With the help NASA’s Chandra X-ray Observatory astronomers have clocked the fastest wind yet discovered blowing off a disk around a stellar-mass black hole. The record-breaking wind is moving about 20 million mph, or about 3 percent of the speed of light. This is nearly 10 times faster than had ever been seen from a stellar-mass black hole. Stellar-mass black holes are born when extremely massive stars collapse. They typically weigh between five and 10 times the mass of the sun. The stellar-mass black hole powering this super wind is known as IGR J17091-3624, or IGR J17091 for short. IGR J17091 is a binary system in which a sun-like star orbits a black hole.
According to researchers an explosion in space first seen in the 19th century was apparently colder than before thought, throwing a new mystery into what may have triggered it. The cosmic eruption came from Eta Carinae, a star about 7,500 light-years away from Earth that is one of the most massive stars in our Milky Way galaxy. It blazed into ultra-brightness in 1838, becoming the second-brightest star in the sky for 10 years in a rare celestial outburst later dubbed the Great Eruption. The star later dimmed, and is now not even in the top 100 list of brightest stars.

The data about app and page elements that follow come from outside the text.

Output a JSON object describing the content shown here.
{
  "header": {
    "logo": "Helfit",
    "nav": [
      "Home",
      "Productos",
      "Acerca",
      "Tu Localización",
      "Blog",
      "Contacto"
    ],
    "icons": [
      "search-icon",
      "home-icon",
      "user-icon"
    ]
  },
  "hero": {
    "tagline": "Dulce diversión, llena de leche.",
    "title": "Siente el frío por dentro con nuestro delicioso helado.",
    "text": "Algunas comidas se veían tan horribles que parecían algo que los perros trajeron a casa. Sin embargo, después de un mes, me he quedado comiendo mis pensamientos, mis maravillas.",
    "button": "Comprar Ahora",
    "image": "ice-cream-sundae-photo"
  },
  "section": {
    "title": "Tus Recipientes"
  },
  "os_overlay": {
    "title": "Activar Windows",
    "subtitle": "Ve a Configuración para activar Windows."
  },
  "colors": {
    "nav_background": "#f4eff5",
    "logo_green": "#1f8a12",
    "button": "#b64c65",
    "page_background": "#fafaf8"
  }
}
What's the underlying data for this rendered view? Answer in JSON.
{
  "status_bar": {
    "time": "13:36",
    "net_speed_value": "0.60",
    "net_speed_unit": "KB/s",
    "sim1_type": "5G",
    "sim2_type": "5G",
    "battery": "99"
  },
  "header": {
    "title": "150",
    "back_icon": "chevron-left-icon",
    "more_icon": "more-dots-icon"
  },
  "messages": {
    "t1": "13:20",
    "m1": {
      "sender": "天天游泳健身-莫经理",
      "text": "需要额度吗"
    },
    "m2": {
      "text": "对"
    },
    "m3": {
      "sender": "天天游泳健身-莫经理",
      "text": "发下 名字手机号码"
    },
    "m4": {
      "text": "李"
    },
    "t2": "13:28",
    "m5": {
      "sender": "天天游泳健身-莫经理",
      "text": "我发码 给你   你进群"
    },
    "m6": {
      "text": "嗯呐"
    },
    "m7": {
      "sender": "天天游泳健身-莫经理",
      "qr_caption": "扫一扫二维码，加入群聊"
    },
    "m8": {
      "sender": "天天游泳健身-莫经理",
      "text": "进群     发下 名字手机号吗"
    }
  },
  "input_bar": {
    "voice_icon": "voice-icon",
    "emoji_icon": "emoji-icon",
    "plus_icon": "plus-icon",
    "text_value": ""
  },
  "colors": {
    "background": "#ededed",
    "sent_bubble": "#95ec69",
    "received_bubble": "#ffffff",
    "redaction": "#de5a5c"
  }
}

Scientists have found that Eta Carinae is a kind of star known as a luminous blue variable, meaning it goes through episodes of dimness and brightness.
A group of Japanese physicists has revealed where dark matter is for the first time. As it turns out, the mysterious substance is almost everywhere, drooping throughout intergalactic space to form an all-encompassing web of matter. Dark matter is invisible, It doesn’t interact with light, because of that astronomers cannot actually see it. So far, it has only been observed indirectly by way of the gravitational force it exerts on ordinary, visible matter. On the basis of this gravitational interaction, physicists have inferred that dark matter constitutes 22 percent of the matter-energy content of the universe, while ordinary detectable matter constitutes just 4.5 percent.
New images from the Planck mission show previously undiscovered islands of star formation and a mysterious haze of microwave emissions in our Milky Way galaxy. The views give scientists new treasures to mine and take them closer to understanding the secrets of our galaxy. Planck is a European Space Agency mission with significant NASA participation. The new images show the entire sky, dominated by the murky band of our Milky Way galaxy. One of them shows the unexplained haze of microwave light previously hinted at in measurements by NASA’s Wilkinson Microwave Anisotropy Probe (WMAP).
An international team of scientists led by David Martinez-Delgado (Max Planck Institute for Astronomy, Germany) has conducted research that reveals a “stealth merger” of dwarf galaxies, where an in-falling satellite galaxy is nearly undetectable by conventional means yet has a substantial influence on its host galaxy. Researchers used the Subaru Telescope to obtain high-resolution images of individual stars in a dense stream of stars in the outer regions of a nearby dwarf galaxy (NGC 4449), these outlying stars are the remains of an even smaller companion galaxy in the process of merging with its host.